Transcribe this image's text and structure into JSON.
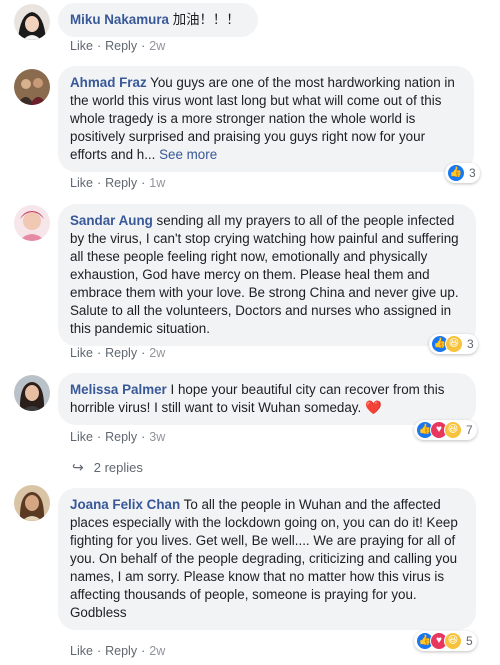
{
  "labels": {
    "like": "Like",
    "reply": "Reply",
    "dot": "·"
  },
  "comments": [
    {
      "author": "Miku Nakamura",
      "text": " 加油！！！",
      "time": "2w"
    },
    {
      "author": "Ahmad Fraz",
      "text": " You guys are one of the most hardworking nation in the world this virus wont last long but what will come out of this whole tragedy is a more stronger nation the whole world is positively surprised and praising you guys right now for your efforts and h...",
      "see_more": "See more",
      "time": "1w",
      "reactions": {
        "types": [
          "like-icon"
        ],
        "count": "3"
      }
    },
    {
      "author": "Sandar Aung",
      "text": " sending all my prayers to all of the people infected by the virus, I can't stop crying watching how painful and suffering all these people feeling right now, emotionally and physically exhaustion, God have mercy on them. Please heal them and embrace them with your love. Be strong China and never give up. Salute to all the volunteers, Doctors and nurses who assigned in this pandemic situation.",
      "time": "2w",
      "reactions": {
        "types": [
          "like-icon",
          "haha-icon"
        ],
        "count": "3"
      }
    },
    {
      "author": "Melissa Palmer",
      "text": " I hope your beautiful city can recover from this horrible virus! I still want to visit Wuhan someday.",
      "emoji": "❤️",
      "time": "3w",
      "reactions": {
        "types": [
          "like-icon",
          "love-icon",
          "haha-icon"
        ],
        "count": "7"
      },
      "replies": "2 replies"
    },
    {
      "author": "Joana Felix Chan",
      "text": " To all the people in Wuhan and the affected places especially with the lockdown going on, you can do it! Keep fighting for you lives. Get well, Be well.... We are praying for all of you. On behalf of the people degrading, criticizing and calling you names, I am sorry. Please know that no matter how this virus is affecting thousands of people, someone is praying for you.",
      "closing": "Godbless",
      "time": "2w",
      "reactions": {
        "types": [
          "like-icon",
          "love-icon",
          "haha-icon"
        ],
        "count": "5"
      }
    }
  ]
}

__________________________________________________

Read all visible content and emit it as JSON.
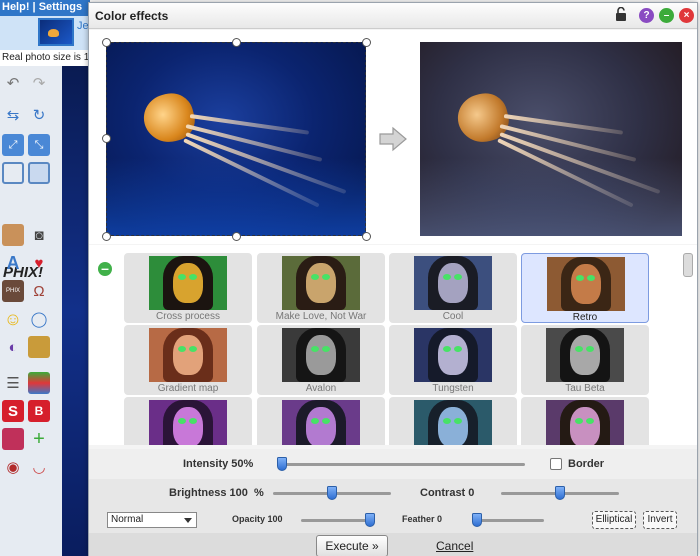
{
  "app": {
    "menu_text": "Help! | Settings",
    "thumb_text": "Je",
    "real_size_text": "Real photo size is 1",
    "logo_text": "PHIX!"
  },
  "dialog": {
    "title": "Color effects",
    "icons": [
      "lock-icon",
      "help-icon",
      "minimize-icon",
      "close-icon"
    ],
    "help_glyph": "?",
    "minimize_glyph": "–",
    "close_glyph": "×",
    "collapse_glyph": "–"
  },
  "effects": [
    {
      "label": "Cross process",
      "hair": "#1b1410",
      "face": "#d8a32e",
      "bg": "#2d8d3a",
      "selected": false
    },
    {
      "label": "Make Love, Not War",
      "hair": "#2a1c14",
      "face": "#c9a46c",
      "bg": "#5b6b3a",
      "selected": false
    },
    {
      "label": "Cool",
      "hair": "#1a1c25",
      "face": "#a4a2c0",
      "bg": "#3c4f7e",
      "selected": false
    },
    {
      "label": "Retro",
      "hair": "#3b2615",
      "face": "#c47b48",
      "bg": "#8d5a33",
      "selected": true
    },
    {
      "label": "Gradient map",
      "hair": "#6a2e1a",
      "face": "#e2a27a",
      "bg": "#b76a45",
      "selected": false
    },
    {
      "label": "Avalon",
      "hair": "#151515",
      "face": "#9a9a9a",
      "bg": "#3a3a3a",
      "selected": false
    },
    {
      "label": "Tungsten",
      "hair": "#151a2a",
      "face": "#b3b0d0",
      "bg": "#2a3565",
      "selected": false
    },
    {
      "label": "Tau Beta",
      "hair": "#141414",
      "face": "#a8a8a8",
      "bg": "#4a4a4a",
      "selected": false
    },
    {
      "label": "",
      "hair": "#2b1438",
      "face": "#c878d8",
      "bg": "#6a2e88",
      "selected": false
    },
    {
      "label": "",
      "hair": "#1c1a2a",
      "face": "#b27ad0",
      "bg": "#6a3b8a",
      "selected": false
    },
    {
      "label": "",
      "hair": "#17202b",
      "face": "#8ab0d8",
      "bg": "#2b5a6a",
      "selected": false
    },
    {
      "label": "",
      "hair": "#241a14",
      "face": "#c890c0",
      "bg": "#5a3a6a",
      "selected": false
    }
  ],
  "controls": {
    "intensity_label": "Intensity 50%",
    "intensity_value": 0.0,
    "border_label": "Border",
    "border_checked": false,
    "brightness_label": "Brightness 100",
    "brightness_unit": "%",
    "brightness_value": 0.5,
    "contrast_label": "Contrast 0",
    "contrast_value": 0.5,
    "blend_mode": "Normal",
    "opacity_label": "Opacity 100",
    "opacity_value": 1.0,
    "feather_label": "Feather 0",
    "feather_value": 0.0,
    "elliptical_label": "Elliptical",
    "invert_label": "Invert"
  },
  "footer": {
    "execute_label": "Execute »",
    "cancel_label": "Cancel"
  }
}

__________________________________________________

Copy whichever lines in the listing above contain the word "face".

=== Answer space ===
      "face": "#d8a32e",
      "face": "#c9a46c",
      "face": "#a4a2c0",
      "face": "#c47b48",
      "face": "#e2a27a",
      "face": "#9a9a9a",
      "face": "#b3b0d0",
      "face": "#a8a8a8",
      "face": "#c878d8",
      "face": "#b27ad0",
      "face": "#8ab0d8",
      "face": "#c890c0",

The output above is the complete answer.